= Beginning of Section =

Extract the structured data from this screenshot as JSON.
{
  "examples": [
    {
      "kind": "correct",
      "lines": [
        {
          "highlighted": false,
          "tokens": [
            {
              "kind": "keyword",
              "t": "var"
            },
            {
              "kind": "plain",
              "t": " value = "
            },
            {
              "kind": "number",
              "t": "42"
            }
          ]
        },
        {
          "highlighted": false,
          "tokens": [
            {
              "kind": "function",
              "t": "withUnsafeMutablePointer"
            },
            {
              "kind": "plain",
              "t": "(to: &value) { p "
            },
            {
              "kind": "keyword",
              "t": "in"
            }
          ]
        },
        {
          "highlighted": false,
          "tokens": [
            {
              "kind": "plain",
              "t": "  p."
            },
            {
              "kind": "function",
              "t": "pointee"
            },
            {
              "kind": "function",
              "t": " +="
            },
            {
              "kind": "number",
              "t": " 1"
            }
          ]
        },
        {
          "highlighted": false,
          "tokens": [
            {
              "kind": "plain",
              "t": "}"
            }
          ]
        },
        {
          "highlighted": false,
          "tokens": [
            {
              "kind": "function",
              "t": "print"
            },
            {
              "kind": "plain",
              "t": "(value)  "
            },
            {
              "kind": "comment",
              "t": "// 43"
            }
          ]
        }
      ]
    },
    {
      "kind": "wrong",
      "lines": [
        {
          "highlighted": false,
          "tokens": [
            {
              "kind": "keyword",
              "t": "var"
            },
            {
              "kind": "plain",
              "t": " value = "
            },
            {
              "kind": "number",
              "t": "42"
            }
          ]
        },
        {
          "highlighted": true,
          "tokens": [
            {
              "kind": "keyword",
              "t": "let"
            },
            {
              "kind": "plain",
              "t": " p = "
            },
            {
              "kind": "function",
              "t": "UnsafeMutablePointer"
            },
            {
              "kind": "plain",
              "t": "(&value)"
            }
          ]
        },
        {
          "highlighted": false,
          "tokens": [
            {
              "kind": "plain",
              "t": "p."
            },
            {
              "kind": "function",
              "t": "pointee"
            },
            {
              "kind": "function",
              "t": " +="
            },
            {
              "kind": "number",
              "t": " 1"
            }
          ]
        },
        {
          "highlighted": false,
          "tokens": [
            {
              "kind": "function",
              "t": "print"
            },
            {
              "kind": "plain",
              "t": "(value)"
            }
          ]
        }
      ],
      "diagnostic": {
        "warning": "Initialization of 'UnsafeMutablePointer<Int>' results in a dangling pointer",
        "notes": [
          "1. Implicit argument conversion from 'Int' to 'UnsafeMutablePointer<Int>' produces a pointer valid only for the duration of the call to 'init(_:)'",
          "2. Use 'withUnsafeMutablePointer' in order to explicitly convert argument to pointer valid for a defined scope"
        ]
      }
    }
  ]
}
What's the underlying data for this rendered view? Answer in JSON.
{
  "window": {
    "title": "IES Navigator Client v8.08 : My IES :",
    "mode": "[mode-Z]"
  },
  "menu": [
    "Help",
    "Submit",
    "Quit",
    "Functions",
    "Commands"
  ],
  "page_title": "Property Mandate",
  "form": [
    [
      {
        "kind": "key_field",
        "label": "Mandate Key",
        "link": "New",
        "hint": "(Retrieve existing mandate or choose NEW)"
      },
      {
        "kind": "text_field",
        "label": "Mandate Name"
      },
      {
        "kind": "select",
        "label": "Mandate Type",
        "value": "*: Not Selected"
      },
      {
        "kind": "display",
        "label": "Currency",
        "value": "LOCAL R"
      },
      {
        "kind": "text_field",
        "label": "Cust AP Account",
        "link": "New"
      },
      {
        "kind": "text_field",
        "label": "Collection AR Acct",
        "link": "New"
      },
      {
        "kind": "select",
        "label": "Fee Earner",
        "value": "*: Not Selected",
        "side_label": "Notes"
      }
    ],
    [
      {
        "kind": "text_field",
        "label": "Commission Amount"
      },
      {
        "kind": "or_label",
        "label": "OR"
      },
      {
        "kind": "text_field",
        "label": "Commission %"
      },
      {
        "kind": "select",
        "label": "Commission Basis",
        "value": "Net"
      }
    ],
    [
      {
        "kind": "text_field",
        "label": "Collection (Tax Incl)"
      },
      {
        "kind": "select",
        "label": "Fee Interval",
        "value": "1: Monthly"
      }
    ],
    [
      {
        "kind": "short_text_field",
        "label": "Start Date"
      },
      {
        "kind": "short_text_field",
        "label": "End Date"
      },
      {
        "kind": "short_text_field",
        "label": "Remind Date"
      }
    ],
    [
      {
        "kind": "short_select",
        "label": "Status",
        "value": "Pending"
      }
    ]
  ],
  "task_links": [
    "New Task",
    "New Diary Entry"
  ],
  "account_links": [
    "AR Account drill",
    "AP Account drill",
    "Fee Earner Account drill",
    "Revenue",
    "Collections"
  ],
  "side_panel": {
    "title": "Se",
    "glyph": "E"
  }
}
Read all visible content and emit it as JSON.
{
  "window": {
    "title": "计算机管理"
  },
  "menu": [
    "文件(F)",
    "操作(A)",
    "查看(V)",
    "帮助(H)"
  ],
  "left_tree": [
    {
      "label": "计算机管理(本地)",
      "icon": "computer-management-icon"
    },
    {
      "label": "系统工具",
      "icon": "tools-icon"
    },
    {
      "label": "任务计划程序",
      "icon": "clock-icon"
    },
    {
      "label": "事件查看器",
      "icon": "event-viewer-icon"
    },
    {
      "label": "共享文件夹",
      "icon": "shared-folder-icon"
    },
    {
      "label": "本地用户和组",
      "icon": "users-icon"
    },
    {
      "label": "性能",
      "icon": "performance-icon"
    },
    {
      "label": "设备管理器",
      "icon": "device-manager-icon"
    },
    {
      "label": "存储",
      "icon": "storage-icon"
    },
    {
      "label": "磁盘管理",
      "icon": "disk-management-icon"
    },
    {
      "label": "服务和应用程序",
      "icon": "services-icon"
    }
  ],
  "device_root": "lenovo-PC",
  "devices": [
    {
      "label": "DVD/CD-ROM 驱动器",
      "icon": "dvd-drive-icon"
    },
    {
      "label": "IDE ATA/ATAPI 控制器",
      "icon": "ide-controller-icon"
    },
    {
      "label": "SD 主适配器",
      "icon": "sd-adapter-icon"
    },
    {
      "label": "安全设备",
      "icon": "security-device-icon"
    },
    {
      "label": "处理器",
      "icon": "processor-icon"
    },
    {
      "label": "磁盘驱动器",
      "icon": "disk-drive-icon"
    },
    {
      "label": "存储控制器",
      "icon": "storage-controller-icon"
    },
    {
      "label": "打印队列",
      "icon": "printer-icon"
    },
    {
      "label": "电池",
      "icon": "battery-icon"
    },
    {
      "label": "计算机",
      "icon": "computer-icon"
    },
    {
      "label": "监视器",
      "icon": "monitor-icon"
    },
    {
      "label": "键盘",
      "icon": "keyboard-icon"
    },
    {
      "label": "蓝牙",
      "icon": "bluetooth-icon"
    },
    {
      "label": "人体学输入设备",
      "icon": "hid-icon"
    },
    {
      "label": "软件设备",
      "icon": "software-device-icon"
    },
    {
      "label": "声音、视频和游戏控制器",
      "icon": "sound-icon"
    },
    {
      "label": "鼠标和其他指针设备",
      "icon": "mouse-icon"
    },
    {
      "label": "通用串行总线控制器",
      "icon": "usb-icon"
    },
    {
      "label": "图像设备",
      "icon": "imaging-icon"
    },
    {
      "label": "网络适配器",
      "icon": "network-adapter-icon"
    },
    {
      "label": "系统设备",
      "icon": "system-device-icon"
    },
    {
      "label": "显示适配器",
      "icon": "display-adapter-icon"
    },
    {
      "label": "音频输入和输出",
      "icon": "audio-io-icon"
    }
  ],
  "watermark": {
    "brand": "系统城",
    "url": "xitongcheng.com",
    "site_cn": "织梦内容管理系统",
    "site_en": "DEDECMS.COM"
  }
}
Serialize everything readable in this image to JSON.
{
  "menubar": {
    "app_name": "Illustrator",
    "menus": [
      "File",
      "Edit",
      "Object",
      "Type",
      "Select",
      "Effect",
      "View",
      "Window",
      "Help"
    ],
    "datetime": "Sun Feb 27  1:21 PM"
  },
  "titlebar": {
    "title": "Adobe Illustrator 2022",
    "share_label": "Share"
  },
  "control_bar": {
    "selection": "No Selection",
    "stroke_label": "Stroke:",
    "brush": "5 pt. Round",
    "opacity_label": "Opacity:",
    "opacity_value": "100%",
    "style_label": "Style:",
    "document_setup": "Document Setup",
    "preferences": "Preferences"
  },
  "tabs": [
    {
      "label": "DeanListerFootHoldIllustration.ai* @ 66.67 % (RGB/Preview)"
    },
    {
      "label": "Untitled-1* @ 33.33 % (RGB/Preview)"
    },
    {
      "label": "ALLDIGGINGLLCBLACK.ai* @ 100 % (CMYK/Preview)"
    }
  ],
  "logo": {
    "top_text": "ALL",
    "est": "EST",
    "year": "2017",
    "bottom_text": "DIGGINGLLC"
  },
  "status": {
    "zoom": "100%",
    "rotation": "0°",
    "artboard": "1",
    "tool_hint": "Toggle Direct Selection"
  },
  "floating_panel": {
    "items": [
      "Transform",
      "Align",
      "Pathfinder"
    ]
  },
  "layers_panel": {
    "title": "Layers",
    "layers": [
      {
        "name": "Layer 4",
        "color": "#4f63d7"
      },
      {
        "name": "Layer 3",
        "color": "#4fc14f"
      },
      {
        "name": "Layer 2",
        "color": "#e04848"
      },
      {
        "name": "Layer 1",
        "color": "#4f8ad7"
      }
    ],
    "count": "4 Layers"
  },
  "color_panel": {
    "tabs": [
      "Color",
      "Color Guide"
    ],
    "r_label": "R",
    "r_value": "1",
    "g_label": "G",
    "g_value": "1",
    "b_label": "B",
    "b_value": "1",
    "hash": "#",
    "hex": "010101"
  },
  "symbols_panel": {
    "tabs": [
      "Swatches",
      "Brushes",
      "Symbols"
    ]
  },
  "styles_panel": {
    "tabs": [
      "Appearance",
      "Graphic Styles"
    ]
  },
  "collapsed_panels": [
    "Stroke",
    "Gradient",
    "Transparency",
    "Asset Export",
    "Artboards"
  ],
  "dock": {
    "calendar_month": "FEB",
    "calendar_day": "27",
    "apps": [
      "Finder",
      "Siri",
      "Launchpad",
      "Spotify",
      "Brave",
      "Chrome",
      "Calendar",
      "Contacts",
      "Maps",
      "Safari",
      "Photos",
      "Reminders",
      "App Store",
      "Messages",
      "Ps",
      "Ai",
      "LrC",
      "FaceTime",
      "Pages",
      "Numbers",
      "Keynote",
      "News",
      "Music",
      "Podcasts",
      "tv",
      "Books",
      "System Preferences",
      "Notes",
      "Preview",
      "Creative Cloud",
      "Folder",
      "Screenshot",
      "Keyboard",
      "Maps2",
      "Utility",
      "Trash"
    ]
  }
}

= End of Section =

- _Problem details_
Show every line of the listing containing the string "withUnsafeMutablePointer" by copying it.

- _Your solution_
              "t": "withUnsafeMutablePointer"
          "2. Use 'withUnsafeMutablePointer' in order to explicitly convert argument to pointer valid for a defined scope"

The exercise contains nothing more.